According to government data, which show that state unemployment peaked at 8.5 percent in the downturn, employers slashed roughly 154,000 jobs but have added back fewer than 27,000 — or only about 18 percent of those lost.

Big local employers including Medtronic, a medical device maker, and Hutchinson Technology, which makes components for disk drives, have announced layoffs in recent weeks. Small to medium-size companies say they are nervous about government policy and are reluctant to hire.

A depressed real estate market remains a drag on the local economy — as it does in many other places. In March, foreclosed homes made up more than 40 percent of sales in the Twin Cities. Construction workers have been idle for years, with little hope of imminent work. And the state government must resolve a $5 billion budget shortfall that some fear will lead to job cuts.
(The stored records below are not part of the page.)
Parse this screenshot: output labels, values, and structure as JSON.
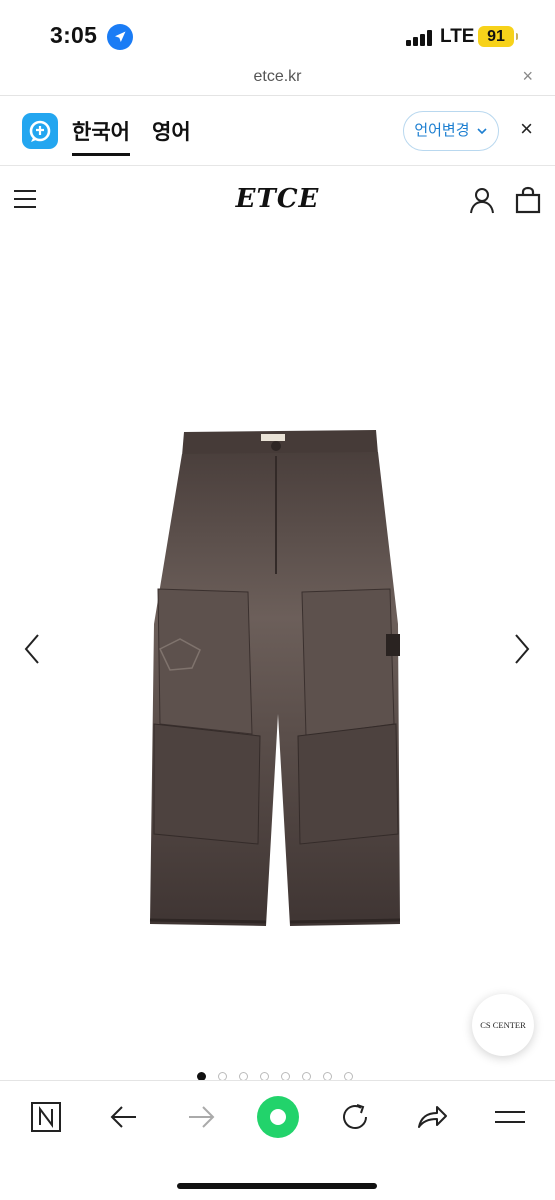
{
  "status": {
    "time": "3:05",
    "network": "LTE",
    "battery": "91"
  },
  "browser": {
    "url": "etce.kr",
    "close_icon": "×"
  },
  "translate": {
    "active_language": "한국어",
    "other_language": "영어",
    "change_button": "언어변경",
    "close_icon": "×"
  },
  "site": {
    "logo": "ETCE"
  },
  "product": {
    "image_description": "brown cargo pants",
    "carousel_total": 8,
    "carousel_active_index": 0,
    "cs_button": "CS CENTER"
  },
  "colors": {
    "accent_blue": "#1a7cf5",
    "papago_blue": "#23a6f0",
    "battery_yellow": "#f7d21a",
    "green_home": "#22d36b",
    "pants_brown": "#4e4340"
  },
  "toolbar": {
    "icons": [
      "n-icon",
      "back-arrow-icon",
      "forward-arrow-icon",
      "home-circle-icon",
      "refresh-icon",
      "share-icon",
      "menu-icon"
    ]
  }
}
Over all, the nation continues to face a battery of economic challenges. Last week’s employment data showed a welcome bit of job creation for several months’ running, but other recent reports have been more lackluster. Unemployment insurance claims have been running at a higher level, and the main association of small businesses said it expected hiring to be sluggish.

Minnesota has some ability to outpace the rest of the country, with its tilt toward medical and food manufacturing and agricultural strength.

“In some ways it looks like it’s doing a little bit better,” said Terry J. Fitzgerald, senior economist at the Federal Reserve Bank of Minneapolis. “But not a lot better.”

Still, part of the reason Minnesota’s headline unemployment rate may have shown more rapid improvement is that it has fewer young people competing for jobs. According to Thomas Stinson, the state economist and a professor at the University of Minnesota, the proportion of workers in the 20-to-40 age group has slid from nearly half in the 1980s to about 38 percent now.

The people in the 40-to-60 age group, Mr. Stinson said, “are the people whose 401(k)’s got hit so hard and whose housing values have gotten hit so hard. So part of the reason for the slow recovery is that people are not spending, but are rebuilding their 401(k)’s. And we haven’t seen the release of pent-up demand that we would have normally seen” after a recession.

The state also faces many of the same trends that hamper job growth elsewhere. To the extent they are hiring, companies like 3M and General Mills are adding more people abroad than domestically. Connie Pautz, a spokeswoman for Hutchinson Technologies, which will cut about 600 people — or nearly half its Minnesota staff — over the next 12 months, said the company had automated much of its operations. “So we don’t need as many people,” she said.

Article source: http://feeds.nytimes.com/click.phdo?i=87f177982d667a8e71adec134802fa61